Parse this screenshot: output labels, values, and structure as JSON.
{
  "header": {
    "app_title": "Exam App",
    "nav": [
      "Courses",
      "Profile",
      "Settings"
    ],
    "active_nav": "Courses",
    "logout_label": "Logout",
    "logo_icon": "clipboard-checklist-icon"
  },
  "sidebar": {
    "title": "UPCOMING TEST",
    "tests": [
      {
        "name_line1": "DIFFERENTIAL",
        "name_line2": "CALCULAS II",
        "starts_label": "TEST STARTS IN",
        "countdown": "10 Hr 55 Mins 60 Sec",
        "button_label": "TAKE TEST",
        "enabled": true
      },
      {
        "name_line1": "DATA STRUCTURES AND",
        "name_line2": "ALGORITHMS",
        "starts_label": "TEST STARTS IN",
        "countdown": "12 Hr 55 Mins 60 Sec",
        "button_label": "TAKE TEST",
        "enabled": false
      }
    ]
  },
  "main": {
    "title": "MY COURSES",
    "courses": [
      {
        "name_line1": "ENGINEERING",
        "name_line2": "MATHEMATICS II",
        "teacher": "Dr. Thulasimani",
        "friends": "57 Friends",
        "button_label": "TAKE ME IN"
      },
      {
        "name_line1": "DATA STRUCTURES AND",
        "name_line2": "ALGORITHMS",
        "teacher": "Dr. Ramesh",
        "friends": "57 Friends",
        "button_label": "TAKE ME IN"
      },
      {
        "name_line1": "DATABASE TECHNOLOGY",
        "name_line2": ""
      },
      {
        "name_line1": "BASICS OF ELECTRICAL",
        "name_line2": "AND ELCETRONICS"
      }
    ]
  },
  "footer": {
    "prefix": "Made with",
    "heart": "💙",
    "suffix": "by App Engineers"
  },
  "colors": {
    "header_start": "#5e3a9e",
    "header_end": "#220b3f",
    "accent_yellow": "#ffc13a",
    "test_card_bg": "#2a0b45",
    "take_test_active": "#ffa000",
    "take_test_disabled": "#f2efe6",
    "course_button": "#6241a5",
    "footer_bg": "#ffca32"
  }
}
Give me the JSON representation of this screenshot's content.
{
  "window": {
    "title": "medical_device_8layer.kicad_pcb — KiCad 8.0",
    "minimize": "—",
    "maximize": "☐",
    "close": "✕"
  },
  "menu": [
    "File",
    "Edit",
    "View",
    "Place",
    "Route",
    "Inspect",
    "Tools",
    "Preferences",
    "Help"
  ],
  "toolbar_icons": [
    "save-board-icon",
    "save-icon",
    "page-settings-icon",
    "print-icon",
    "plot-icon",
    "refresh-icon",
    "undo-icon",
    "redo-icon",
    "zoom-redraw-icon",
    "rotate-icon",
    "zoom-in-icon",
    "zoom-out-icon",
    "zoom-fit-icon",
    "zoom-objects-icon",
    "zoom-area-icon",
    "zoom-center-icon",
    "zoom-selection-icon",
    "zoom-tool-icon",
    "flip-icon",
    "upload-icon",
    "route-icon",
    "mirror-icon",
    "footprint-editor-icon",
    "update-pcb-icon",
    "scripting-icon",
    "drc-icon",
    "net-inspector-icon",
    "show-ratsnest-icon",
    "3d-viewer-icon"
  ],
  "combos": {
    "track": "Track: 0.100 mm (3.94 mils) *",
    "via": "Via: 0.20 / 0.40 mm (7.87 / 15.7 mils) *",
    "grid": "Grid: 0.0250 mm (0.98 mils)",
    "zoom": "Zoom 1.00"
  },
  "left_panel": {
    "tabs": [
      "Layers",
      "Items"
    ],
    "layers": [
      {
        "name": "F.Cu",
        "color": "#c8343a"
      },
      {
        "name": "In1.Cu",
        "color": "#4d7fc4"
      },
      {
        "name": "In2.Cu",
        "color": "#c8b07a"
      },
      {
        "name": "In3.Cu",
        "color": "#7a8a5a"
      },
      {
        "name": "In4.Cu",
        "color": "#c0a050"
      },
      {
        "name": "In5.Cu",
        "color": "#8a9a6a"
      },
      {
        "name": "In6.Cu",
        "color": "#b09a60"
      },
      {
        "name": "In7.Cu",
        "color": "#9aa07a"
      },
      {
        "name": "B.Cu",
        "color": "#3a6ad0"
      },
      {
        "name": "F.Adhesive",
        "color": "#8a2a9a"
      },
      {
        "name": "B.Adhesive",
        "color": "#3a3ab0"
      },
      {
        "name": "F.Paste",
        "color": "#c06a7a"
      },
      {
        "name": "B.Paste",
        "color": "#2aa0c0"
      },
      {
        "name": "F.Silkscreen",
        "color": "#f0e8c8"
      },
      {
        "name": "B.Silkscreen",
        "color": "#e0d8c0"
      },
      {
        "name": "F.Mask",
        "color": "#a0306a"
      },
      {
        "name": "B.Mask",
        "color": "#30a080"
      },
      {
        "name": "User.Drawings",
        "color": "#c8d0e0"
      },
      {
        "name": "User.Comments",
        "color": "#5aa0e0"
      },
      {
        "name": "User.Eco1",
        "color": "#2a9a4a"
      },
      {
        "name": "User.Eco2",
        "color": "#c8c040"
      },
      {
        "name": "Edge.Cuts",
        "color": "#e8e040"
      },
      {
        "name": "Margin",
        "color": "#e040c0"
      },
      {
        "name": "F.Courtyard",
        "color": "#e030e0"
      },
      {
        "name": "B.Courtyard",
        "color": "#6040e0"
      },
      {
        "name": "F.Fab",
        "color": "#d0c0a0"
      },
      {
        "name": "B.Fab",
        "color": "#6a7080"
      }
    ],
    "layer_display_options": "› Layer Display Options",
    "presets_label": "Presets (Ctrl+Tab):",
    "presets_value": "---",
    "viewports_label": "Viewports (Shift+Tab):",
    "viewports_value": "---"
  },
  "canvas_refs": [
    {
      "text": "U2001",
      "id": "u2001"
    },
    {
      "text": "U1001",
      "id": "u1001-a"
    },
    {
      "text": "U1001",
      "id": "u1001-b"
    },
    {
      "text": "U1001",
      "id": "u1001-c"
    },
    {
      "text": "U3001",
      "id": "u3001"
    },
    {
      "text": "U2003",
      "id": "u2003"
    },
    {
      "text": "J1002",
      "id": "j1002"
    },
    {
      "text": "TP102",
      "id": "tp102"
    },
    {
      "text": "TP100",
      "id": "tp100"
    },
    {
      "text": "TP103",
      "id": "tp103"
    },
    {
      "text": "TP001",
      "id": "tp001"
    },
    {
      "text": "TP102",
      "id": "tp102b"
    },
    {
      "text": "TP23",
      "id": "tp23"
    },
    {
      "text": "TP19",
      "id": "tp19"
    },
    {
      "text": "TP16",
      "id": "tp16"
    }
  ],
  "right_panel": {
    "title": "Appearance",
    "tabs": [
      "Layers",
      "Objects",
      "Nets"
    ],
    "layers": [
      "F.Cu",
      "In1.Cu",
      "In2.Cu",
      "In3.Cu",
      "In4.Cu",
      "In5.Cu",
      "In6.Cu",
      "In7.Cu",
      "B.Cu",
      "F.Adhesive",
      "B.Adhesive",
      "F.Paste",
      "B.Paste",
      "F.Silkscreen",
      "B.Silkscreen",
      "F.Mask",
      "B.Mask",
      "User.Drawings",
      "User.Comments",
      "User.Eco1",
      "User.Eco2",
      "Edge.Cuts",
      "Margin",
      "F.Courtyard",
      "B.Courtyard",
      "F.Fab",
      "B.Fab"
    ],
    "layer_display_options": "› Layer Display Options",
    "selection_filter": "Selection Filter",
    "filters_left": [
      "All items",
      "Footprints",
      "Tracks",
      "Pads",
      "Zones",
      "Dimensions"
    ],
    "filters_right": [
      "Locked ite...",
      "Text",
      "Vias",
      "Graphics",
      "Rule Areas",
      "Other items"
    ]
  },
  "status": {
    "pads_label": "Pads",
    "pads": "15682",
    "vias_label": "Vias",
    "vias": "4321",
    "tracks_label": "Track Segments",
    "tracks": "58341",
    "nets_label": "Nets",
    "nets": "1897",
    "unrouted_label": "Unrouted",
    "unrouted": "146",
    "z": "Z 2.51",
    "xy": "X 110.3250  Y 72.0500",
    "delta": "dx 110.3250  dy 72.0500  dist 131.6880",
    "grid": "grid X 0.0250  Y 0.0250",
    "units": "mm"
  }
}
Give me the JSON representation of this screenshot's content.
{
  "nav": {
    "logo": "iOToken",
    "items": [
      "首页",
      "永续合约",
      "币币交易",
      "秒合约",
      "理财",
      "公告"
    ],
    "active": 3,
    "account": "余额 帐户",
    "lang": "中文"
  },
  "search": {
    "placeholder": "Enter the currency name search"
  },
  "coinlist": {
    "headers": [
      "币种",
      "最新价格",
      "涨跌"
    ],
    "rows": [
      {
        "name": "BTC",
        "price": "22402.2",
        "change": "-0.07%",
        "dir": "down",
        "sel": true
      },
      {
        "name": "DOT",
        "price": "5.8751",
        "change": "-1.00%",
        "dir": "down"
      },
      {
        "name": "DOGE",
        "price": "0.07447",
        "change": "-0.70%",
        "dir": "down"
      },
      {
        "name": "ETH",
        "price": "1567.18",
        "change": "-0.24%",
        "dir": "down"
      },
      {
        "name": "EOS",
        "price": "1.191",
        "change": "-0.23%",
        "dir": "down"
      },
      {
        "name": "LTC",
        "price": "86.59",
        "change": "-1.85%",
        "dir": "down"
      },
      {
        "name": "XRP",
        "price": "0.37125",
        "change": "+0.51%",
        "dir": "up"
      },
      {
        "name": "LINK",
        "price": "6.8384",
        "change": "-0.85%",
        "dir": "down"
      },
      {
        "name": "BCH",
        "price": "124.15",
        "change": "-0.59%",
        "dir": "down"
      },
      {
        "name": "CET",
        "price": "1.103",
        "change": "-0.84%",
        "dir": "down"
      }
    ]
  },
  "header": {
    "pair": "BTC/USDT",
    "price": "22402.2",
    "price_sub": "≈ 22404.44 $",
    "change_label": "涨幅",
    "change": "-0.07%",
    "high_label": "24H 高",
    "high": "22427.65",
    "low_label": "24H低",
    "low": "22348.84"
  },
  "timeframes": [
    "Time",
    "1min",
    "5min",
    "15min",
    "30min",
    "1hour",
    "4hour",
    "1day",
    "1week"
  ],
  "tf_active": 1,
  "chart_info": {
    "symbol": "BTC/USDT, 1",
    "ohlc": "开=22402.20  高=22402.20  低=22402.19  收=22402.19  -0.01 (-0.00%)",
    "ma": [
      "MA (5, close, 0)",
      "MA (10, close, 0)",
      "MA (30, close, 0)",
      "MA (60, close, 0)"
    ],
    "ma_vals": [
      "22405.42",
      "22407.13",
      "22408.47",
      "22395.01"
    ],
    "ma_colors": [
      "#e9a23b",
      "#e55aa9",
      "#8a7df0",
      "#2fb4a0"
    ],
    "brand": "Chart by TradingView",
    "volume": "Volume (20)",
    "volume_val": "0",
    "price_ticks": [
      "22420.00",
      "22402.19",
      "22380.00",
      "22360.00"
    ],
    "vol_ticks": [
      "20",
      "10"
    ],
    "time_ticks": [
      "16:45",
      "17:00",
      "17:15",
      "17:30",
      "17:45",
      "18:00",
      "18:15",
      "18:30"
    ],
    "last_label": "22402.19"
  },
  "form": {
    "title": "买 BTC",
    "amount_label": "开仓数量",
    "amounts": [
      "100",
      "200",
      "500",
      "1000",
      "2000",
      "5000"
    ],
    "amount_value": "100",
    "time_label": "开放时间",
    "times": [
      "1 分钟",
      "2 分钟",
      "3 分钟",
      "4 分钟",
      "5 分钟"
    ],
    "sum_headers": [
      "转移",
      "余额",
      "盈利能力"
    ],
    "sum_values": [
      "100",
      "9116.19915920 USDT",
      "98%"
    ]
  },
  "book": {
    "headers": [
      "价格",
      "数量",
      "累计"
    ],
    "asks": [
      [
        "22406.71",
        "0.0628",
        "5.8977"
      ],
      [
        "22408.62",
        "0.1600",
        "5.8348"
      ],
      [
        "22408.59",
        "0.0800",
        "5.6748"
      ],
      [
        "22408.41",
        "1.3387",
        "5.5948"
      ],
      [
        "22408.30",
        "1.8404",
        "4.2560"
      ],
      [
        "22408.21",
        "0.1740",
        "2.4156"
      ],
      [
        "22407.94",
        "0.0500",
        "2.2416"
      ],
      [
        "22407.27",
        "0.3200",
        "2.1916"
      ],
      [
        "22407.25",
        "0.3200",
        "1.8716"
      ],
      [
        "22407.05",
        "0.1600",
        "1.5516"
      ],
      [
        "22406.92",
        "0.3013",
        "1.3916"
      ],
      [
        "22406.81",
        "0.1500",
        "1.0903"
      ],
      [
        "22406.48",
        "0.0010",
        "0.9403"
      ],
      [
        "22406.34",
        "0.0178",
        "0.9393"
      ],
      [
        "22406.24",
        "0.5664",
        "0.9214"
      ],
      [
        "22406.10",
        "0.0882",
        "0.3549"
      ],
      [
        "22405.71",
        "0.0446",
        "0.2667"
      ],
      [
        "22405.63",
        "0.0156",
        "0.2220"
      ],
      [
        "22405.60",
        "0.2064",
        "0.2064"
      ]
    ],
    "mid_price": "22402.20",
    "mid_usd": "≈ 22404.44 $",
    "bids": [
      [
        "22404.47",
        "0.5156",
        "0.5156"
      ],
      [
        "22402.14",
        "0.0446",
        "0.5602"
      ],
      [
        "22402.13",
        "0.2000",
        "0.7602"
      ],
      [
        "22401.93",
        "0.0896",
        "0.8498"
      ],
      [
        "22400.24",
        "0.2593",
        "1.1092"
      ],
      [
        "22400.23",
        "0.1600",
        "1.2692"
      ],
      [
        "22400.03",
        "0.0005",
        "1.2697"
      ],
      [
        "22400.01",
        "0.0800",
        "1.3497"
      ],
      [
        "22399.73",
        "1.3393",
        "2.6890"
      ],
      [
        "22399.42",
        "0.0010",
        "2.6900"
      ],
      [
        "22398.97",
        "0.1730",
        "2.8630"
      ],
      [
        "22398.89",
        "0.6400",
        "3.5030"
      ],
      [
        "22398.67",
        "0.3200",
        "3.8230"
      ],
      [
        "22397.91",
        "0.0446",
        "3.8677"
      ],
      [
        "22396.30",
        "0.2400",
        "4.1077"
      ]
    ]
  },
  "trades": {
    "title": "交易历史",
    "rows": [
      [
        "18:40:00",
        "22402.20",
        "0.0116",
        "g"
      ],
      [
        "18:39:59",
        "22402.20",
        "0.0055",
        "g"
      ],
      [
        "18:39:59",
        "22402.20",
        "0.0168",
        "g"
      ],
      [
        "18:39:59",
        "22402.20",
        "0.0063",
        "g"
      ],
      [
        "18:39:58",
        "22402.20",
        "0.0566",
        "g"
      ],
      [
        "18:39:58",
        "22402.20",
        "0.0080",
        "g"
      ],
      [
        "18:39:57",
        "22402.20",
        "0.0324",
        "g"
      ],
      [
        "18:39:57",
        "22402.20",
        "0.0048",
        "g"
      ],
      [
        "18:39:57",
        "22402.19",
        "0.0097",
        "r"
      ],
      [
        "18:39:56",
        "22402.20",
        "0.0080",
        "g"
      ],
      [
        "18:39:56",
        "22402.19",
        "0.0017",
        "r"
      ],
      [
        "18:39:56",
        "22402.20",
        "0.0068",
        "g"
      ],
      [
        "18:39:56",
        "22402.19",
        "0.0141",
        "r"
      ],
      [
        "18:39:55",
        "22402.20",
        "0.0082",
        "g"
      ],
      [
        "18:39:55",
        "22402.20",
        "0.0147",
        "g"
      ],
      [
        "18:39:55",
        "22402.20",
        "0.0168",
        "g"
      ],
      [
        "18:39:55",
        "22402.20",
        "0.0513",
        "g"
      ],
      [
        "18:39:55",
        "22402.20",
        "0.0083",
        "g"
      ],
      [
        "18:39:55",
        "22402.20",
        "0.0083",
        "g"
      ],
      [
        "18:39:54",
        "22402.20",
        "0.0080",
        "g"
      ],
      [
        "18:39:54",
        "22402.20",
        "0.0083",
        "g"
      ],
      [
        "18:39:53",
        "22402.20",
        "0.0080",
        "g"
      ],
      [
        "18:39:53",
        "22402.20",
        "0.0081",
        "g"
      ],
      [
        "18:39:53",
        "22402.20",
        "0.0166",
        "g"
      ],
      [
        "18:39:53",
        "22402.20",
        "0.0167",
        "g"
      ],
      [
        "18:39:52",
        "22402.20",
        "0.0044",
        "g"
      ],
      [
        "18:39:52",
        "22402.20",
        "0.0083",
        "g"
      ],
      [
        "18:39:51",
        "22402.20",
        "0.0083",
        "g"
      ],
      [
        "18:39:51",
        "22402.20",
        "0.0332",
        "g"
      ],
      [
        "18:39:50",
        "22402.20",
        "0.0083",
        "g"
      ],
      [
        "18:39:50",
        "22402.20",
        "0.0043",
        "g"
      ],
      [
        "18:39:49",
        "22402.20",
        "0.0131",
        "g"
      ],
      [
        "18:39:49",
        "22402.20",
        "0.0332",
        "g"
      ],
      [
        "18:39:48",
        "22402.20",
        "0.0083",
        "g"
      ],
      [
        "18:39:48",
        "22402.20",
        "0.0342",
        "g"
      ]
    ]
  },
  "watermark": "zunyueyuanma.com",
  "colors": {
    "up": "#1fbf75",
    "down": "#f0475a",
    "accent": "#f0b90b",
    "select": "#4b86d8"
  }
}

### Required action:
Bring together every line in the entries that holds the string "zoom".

### The answer:
    "zoom-redraw-icon",
    "zoom-in-icon",
    "zoom-out-icon",
    "zoom-fit-icon",
    "zoom-objects-icon",
    "zoom-area-icon",
    "zoom-center-icon",
    "zoom-selection-icon",
    "zoom-tool-icon",
    "zoom": "Zoom 1.00"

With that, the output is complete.